How did you get your start in makeup?
After graduating from university, I worked as a Montessori preschool teacher. While I still love working with children, I felt that I wasn’t completely myself because I had to act and dress a certain way. I’ve always been a very expressive person and adventurous with my fashion, so I felt that side of me was being suppressed. As an outlet and creative release, I’d paint intricate designs on my nails when I got off work. After three years as a preschool instructor and with the encouragement of my family, I decided to pursue my passion and enroll at Blanche
Macdonald Centre here in Vancouver at the age of 28. During my first Halloween as a student, I tried my first illusion which was a cracked face look using only a black and white liner. I received a lot of positive feedback and many people recreated my look on social media which inspired me to further explore this style.
Did you start out as a creative artist or were you focused on more traditional means of artistry in your early career?
I did every style of makeup as part of the Global Makeup Program at Blanche Macdonald including beauty, fashion, and prosthetics.

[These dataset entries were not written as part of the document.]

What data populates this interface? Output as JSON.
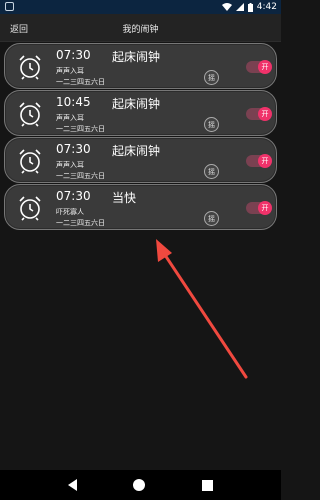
{
  "status_bar": {
    "time": "4:42",
    "icons": [
      "wifi-icon",
      "signal-icon",
      "battery-icon"
    ]
  },
  "app_bar": {
    "back_label": "返回",
    "title": "我的闹钟"
  },
  "alarms": [
    {
      "time": "07:30",
      "name": "起床闹钟",
      "sound": "声声入耳",
      "days": "一二三四五六日",
      "shake": "摇",
      "toggle": "开",
      "enabled": true
    },
    {
      "time": "10:45",
      "name": "起床闹钟",
      "sound": "声声入耳",
      "days": "一二三四五六日",
      "shake": "摇",
      "toggle": "开",
      "enabled": true
    },
    {
      "time": "07:30",
      "name": "起床闹钟",
      "sound": "声声入耳",
      "days": "一二三四五六日",
      "shake": "摇",
      "toggle": "开",
      "enabled": true
    },
    {
      "time": "07:30",
      "name": "当快",
      "sound": "吓死寡人",
      "days": "一二三四五六日",
      "shake": "摇",
      "toggle": "开",
      "enabled": true
    }
  ],
  "colors": {
    "toggle_on": "#f0326a",
    "status_bar": "#0c2540",
    "annotation_arrow": "#f0493f"
  }
}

Illusion makeup was something that I explored during my free time because it was intriguing to me and I felt that it was a style that would elevate other aspects of my artistry.
So many artists have been inspired by your work and have tried their hand at your style of artistry. Is that a blessing or a curse to have others copy your energy and designs?
I am flattered that artists enjoy my work enough to recreate it and I’m humbled to know that I’ve helped pioneer a style of makeup that people are interested in. However, I like to encourage my students and followers to attempt their own creative looks that are authentic to themselves because it is much more rewarding to create from within. However, I know that for the most part, those who recreate my looks are genuine fans
and have good intentions so I definitely feel blessed. Of course I’ve also come across dishonest artists. The worst case was one who had copied several of my looks and initially had credited me, but retroactively removed all credits and tried to claim them
as her own when she gained popularity. This type of action does annoy me at first, but I use this negative energy to motivate myself and continue improving as I know these plagiarists will always be steps behind me in terms of creativity and ability.
Your work on Ezra Miller for the Met Gala in 2019 was one of the talked-about moments of the event. What was that like?
Creating the Met Gala look was a very spontaneous process as we didn’t even have time for a trial. Ezra loved the kaleidoscope face look that I did on myself in 2018 so I adapted it to fit a different face structure. We started the makeup process at around 3 AM and finished at 8 AM for a photoshoot. By the time Ezra made it to the red carpet, it was 7:30 PM so it was vital that the makeup last all day. It was such an incredible experience to showcase one of my most iconic looks and I couldn’t have asked for anyone better to rock the look than Ezra.
Your work is often compared to that of a fine artist or painter. Do you also paint or doing any other fine artwork?
I never received formal art training, so it wasn’t until after I started doing illusion makeup that I realized I could do other types of art as well. As I improved my skills and evolved my style, I started incorporating props, drawings, and paintings into my looks which I feel elevates my work to another level.
What inspires your designs?
I’m inspired a lot by other forms of art including surreal digital art, photography, sculptures, paintings, films, and music. I also suffer from sleep paralysis which is a condition in which I see visions right before I wake. During these episodes, my body is asleep but my mind is awake and I often see frightening images like split bodies, faces with multiple features, and spiders. I started painting these visions on my face and realized that once I paint them, I don’t dream about it anymore. It’s a blessing in disguise as it has inspired some of my morbid looks.
When you are creating multiple facial features as a part of a design, is this all hand-drawn, or do you ever use stencils?
Everything I do is hand drawn and I never use stencils for my illusions. I take lots of photos of my features (or spend the time to study my model’s features) and then try my best to replicate every detail and color with makeup and fine art brushes. It has taken me a long time to train my eyes to pick up the smallest detail and I continue to learn each day.
How long does one of your more technically difficult pieces take to create?
It can take up to 10 hours to complete but I’ve started taking naps in between. It can take several more hours to craft props, photograph, and record my looks so, by the time I post the content, it may have been a full day since I started.
Do you do much post-production retouching of your images?
I take pride in the fact that I create my illusions through makeup only and not through digital manipulation or Photoshop. One of the biggest compliments I receive when I am on set or teaching a class is that people tell me that my illusions are just as effective in person as they are online.
What’s Next for Mimi Choi?
My only aim is to keep evolving my style and improving my technique. Whatever opportunities come my way, as a result, are just bonuses. I never want to limit myself and I want to continue creating spontaneously and following my instincts. I hope to
continue shocking the world by creating art that nobody has ever seen before and pumping out content that evokes a visceral response in people.